WORK ORDER:
For this exercise, write out exactly the lines of the material from the one containing "Output a JSON" through the end, both ends included, and nothing more.
=== Section Start ===
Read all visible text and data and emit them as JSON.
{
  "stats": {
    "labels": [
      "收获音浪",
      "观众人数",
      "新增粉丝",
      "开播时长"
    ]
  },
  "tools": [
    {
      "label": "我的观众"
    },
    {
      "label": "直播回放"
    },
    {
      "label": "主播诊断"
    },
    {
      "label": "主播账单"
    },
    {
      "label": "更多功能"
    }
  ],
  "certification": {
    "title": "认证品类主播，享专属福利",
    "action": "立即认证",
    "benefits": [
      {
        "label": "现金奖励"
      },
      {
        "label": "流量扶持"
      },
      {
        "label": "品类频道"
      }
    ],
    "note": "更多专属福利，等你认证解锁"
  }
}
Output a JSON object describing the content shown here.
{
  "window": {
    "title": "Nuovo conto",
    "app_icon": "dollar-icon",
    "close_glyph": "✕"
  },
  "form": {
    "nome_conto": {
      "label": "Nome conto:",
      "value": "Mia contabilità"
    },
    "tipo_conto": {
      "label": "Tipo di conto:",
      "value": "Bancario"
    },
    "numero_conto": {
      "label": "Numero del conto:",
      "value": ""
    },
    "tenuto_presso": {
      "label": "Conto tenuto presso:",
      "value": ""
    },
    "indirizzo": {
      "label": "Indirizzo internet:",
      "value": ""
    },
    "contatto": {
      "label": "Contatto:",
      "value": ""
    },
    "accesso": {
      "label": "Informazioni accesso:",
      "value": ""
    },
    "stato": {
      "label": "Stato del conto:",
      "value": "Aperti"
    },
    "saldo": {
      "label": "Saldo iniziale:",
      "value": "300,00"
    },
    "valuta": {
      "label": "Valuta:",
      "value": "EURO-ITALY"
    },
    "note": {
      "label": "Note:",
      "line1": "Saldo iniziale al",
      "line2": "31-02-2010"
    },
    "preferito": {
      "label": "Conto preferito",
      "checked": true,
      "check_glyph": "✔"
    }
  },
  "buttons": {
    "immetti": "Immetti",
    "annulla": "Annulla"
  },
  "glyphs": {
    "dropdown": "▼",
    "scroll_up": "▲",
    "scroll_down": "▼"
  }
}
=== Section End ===
RESULT:
Output a JSON object describing the content shown here.
{
  "window": {
    "title": "Nuovo conto",
    "app_icon": "dollar-icon",
    "close_glyph": "✕"
  },
  "form": {
    "nome_conto": {
      "label": "Nome conto:",
      "value": "Mia contabilità"
    },
    "tipo_conto": {
      "label": "Tipo di conto:",
      "value": "Bancario"
    },
    "numero_conto": {
      "label": "Numero del conto:",
      "value": ""
    },
    "tenuto_presso": {
      "label": "Conto tenuto presso:",
      "value": ""
    },
    "indirizzo": {
      "label": "Indirizzo internet:",
      "value": ""
    },
    "contatto": {
      "label": "Contatto:",
      "value": ""
    },
    "accesso": {
      "label": "Informazioni accesso:",
      "value": ""
    },
    "stato": {
      "label": "Stato del conto:",
      "value": "Aperti"
    },
    "saldo": {
      "label": "Saldo iniziale:",
      "value": "300,00"
    },
    "valuta": {
      "label": "Valuta:",
      "value": "EURO-ITALY"
    },
    "note": {
      "label": "Note:",
      "line1": "Saldo iniziale al",
      "line2": "31-02-2010"
    },
    "preferito": {
      "label": "Conto preferito",
      "checked": true,
      "check_glyph": "✔"
    }
  },
  "buttons": {
    "immetti": "Immetti",
    "annulla": "Annulla"
  },
  "glyphs": {
    "dropdown": "▼",
    "scroll_up": "▲",
    "scroll_down": "▼"
  }
}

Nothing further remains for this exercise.